Lately, there is a lot of talk on the internet about how women are too quick to apologize. I want people’s approval; I want them to think I am gentle, sweet, and considerate; I want to smooth over uncomfortable situations. “I’m sorry” is my go-to, my default, my gut instinct. (I shared more about this yesterday, if you missed it!)
Because of this phenomenon, I bristle at even the idea of saying sorry lately. If I catch the words slipping out of my mouth, I try to snatch them back again and quickly decide whether they are really warranted. And while they often are not, it turns out, of course, that sometimes, they are.
Perfectionism exists in a strange paradox. On the one hand, it makes me acutely aware of every single way I fall short, replaying every mistake in my mind and convincing myself of flaws that don’t even exist. But at times, perfectionism has the opposite effect, blinding me to the areas in which I need the most help. I work so hard to never mess up, to check all the boxes, and to follow all the rules that occasionally, I manage to convince myself I’ve done it.
“Why do you look at the speck of sawdust in your brother’s eye and pay no attention to the plank in your own eye? How can you say to your brother, ‘Let me take the speck out of your eye,’ when all the time there is a plank in your own eye?” –Matthew 7:3-4
But when I do recognize an honest-to-goodness mistake, I have a very hard time coming clean. Most of the time, I skip guilt and move straight to shame, and shame makes me want to hide.
“Vulnerability is at the heart of real apologizing and amends-making. That’s why it’s so hard and why so many people struggle. Shame is also lurking around the corner when we hold on to the false belief that making a mistake = being a mistake. Guilt is that uncomfortable feeling of ‘I made a mistake and I’m outside of my integrity.’ It often drives us to making genuine amends.” —Brené Brown on Instagram
Over the past week or so, I’ve apologized for:
- Forgetting to get back to a friend about a girl’s night
- Hitting Leo in the head with the refrigerator door (Child makes a BEELINE for the fridge whenever he hears that door open.)
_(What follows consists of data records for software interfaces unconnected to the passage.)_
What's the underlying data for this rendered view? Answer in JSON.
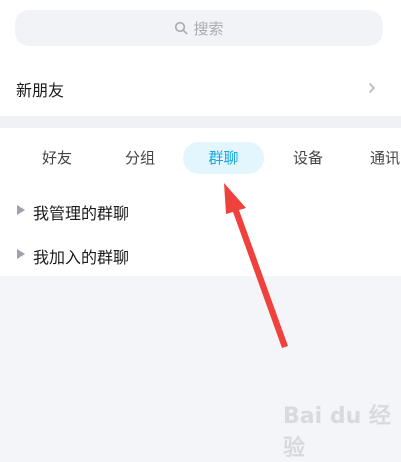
{
  "search": {
    "placeholder": "搜索"
  },
  "new_friends": {
    "label": "新朋友"
  },
  "tabs": [
    {
      "label": "好友",
      "active": false
    },
    {
      "label": "分组",
      "active": false
    },
    {
      "label": "群聊",
      "active": true
    },
    {
      "label": "设备",
      "active": false
    },
    {
      "label": "通讯",
      "active": false
    }
  ],
  "groups": [
    {
      "label": "我管理的群聊"
    },
    {
      "label": "我加入的群聊"
    }
  ],
  "watermark": {
    "text": "Bai du 经验"
  },
  "colors": {
    "accent": "#1aa7e3",
    "tab_active_bg": "#e3f6fd",
    "annotation_arrow": "#f0423d"
  }
}
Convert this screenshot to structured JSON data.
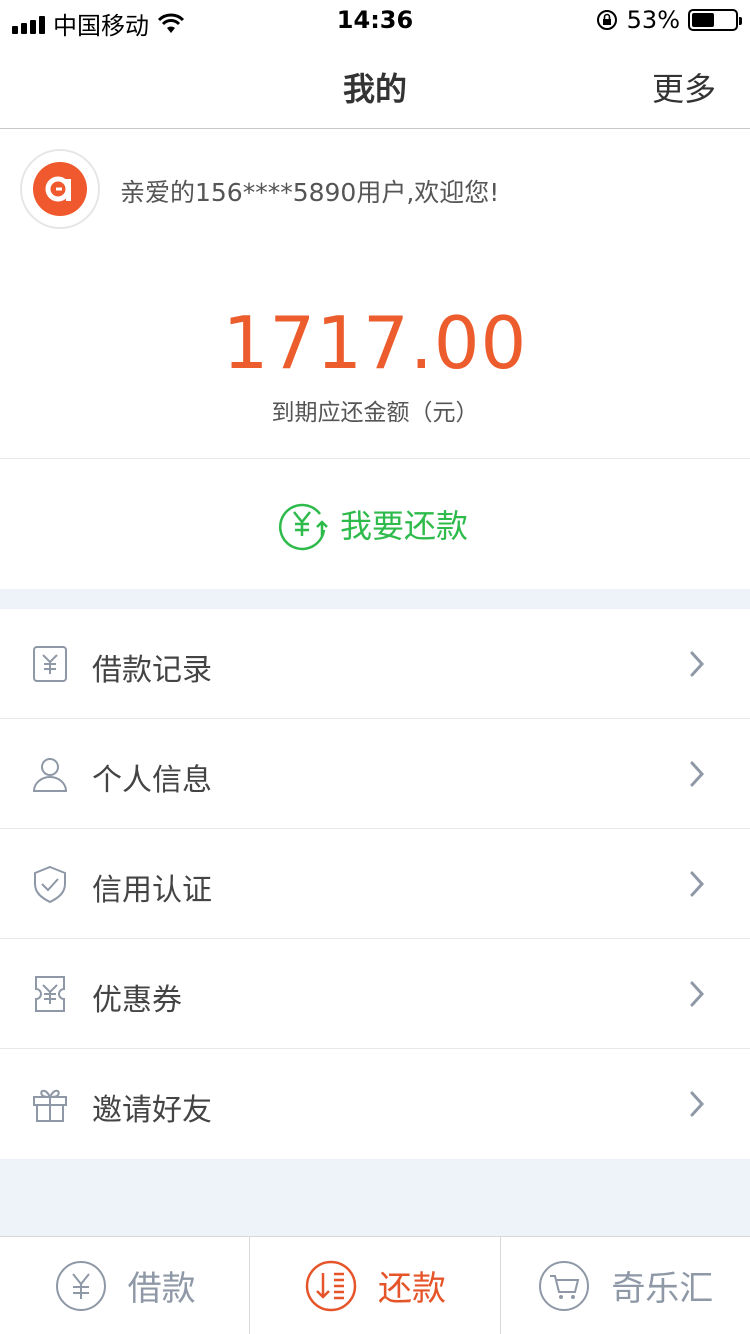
{
  "status_bar": {
    "carrier": "中国移动",
    "time": "14:36",
    "battery": "53%",
    "battery_level": 0.53
  },
  "nav": {
    "title": "我的",
    "more": "更多"
  },
  "profile": {
    "welcome": "亲爱的156****5890用户,欢迎您!"
  },
  "summary": {
    "amount": "1717.00",
    "amount_label": "到期应还金额（元）",
    "repay_button": "我要还款"
  },
  "menu": [
    {
      "label": "借款记录",
      "icon": "loan-record-icon"
    },
    {
      "label": "个人信息",
      "icon": "person-icon"
    },
    {
      "label": "信用认证",
      "icon": "shield-check-icon"
    },
    {
      "label": "优惠券",
      "icon": "coupon-icon"
    },
    {
      "label": "邀请好友",
      "icon": "gift-icon"
    }
  ],
  "tabs": [
    {
      "label": "借款",
      "icon": "yen-circle-icon",
      "active": false
    },
    {
      "label": "还款",
      "icon": "repay-circle-icon",
      "active": true
    },
    {
      "label": "奇乐汇",
      "icon": "cart-circle-icon",
      "active": false
    }
  ],
  "colors": {
    "accent_orange": "#ec5c2d",
    "accent_green": "#2ebb4b",
    "icon_gray": "#8e98a6",
    "page_bg": "#eef2f9"
  }
}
- Scrolling through Instagram instead of listening to what my husband was saying
- Losing my temper and speaking unkindly to Ian
Shame looks at each of those mistakes and says, “You are a bad friend. You are a bad mom. You are a bad wife.” Shame says, “Don’t fess up. There’s no point in that, because you don’t deserve forgiveness anyway. Just work harder next time. Earn your way back to their good graces.”
Guilt says, “Oops. That was a mistake. Can I make it right?” I apologize and ask for forgiveness to acknowledge the affects my mistakes might have on others, without succumbing to the lie that the mistakes are also affecting my inherent worth. Genuine apologies help create some distance in my mind and heart between “That was wrong” and “I am wrong.”
And the greater that distance becomes, the more my life is defined by my true identity as a child of God rather than my shortcomings. The more I ask for forgiveness, the more my life is defined by grace rather than perfection.
“Perfectionism is a self destructive and addictive belief system that fuels this primary thought: If I look perfect, and do everything perfectly, I can avoid or minimize the painful feelings of shame, judgment, and blame.”― Brené Brown, The Gifts of Imperfection
Throughout October, I’m sharing 31 ways to fight perfectionism. You can find all the posts in the series here (or by clicking the “31 Days” button at the top of the blog). Tomorrow, I’ll share how getting clear on my purpose helps me loosen the chains of impossible expectations. These posts are all part of the Write 31 Days challenge.